“UK businessmen are champing at the bit to get into Iraq,” declared Michael Thomas, head of the Middle East Association trade promotion group, in March. “We just need someone to talk to.” On April 30, Thomas’ request was granted when the UK-sponsored ‘Invest Iraq’ conference took place in London. It occurred on the same day that British troops began their withdrawal from Iraq, handing their Basra base over to U.S forces. Speaking to representatives of over 100 major companies UK Secretary of State for Business Peter Mandelson noted that the British government had already arranged 19 investment visits to Iraq, generating US $10 billion of proposals. Lord Mandelson led the most recent of those visits – a delegation of 23 companies to Baghdad and Basra on April 6. The Invest Iraq conference aimed not only to bang the drum for investment in Iraq, but also to arrange one-to-one meetings for companies with Iraqi decision-makers. The delegation included five members of the cabinet, led by Deputy Prime Minister Barham Saleh. “Iraq is the largest greenfield investment opportunity on earth,” said Sami al-Araji, chair of Iraq’s National Investment Commission. “I could be exaggerating, but I’m not.” He did not need to convince anyone. The fact that the event was attended by several hundred businesspeople – with hundreds more having been turned away – spoke for itself.
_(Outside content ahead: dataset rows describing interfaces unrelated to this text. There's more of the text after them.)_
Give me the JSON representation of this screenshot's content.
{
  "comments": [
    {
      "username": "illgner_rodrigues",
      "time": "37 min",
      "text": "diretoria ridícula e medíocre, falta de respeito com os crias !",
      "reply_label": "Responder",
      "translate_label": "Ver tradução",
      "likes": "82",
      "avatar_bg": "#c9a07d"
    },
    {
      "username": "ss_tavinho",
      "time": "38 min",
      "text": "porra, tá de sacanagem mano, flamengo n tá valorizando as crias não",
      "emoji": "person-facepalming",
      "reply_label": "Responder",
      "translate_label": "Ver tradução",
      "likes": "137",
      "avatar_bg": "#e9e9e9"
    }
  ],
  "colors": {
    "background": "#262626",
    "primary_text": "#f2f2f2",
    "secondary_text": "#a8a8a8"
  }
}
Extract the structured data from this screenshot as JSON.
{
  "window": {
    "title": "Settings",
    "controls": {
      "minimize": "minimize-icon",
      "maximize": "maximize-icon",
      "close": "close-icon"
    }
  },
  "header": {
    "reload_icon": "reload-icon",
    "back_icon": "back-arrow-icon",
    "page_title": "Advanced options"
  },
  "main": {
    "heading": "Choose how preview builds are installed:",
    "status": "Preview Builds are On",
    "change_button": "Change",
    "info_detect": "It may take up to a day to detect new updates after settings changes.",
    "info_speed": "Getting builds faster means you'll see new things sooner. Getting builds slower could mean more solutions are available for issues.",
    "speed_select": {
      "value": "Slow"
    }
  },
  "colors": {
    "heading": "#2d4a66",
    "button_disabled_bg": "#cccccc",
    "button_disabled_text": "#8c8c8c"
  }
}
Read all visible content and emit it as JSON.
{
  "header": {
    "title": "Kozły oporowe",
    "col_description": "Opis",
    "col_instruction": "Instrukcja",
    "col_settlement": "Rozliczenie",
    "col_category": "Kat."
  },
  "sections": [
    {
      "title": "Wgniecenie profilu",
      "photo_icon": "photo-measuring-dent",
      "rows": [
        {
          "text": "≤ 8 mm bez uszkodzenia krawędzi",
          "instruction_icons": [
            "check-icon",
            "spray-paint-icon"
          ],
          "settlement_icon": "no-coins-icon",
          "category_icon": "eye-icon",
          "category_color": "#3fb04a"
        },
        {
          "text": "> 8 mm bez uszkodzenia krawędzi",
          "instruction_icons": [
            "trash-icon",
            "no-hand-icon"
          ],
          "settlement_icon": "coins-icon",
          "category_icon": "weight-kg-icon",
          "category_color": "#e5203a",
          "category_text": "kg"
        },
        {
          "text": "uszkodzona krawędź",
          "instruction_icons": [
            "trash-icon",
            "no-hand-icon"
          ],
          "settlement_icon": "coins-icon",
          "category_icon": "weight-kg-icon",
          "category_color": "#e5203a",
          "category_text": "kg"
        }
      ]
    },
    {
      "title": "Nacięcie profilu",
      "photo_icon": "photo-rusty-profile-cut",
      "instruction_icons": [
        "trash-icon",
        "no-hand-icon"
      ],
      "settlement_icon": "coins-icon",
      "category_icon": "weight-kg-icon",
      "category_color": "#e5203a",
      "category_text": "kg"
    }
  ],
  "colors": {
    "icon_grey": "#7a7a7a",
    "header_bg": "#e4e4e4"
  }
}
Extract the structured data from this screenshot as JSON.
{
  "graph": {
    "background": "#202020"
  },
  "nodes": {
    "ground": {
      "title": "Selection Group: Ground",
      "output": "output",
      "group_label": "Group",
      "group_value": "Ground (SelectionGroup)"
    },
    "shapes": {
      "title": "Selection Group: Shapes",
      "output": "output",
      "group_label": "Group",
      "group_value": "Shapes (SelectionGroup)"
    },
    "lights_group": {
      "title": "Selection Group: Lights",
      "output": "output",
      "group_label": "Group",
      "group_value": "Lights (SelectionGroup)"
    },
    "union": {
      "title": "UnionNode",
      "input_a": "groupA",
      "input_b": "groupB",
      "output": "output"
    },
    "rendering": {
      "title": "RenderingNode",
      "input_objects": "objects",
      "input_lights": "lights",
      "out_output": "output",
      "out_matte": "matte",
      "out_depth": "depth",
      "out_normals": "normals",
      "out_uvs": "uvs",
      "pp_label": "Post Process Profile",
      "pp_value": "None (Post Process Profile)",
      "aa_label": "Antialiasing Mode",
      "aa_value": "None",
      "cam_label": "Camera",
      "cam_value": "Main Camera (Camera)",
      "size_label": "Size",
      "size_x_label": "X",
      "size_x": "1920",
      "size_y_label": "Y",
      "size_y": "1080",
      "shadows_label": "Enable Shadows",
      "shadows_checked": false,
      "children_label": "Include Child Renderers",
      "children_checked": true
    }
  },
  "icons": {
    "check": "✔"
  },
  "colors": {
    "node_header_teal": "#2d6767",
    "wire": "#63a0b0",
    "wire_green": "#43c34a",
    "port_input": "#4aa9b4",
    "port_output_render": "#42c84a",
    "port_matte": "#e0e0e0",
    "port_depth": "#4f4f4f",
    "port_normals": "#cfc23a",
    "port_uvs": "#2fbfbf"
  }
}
For the full article: http://www.niqash.org/content.php?contentTypeID=28&id=2443&lang=0
From Iraq Occupation Focus Newsletter No. 121

More violence in Iraq

Dahr Jamail reports for Truth Out (April 27th): Last week brought the worst violence Iraq has seen in over a year, with at least 96 Iraqis killed and 157 wounded in two massive suicide bombings. Over 35 bombings have rocked Baghdad this month alone.
Violence most likely related to the growing battle between government forces and the Sahwa, who are stepping up attacks against government and US forces, continues.
A US military raid of a home in Kut brought the deaths of a man and his sister-in-law, who just happened to be the wife of a local clan leader; additionally, four Iraqis, one of them, a police officer, were arrested. Protests erupted as angry Iraqis denounced the raid. During a funeral procession in Kut where the cloth-draped coffins of the dead were carried, protesters called the Americans "criminal occupiers" and demanded the release of the seized men.

Torture and Impunity in Iraqi Prisons

Antiwar.com reports (May 5th): A new UN human rights report [.pdf] examining Iraq shows that torture of prisoners by Iraqi authorities is widespread and accountability is nonexistent. “The lack of accountability of the perpetrators of such human rights abuses reinforces the culture of impunity,” the UN bluntly states. The 30-page report by the United Nations Assistance Mission for Iraq examined conditions in Iraq from July to December 2008.

As of December 2008, there were 41,271 people being held in prisons throughout Iraq, 15,058 of them in the custody of the U.S.-controlled “Multi-National Forces.” The UN found that “many” of the prisoners “have been deprived of their liberty for months or even years in overcrowded cells” and expressed concerns “about violations of the minimum rules of due process as many did not have access to defense counsel, or were not formally charged with a crime or appeared before a judge.”
While the report primarily focused on Iraqi run prisons, it notes that in U.S.-run prisons “detainees have remained in custody for prolonged periods without judicial review of their cases.”
This IOF Newsletter is produced as a free service for all those opposed to the occupation. In order to strengthen our campaign, please make sure you sign up to receive the free newsletter automatically – go to: http://lists.riseup.net/www/info/iraqfocus.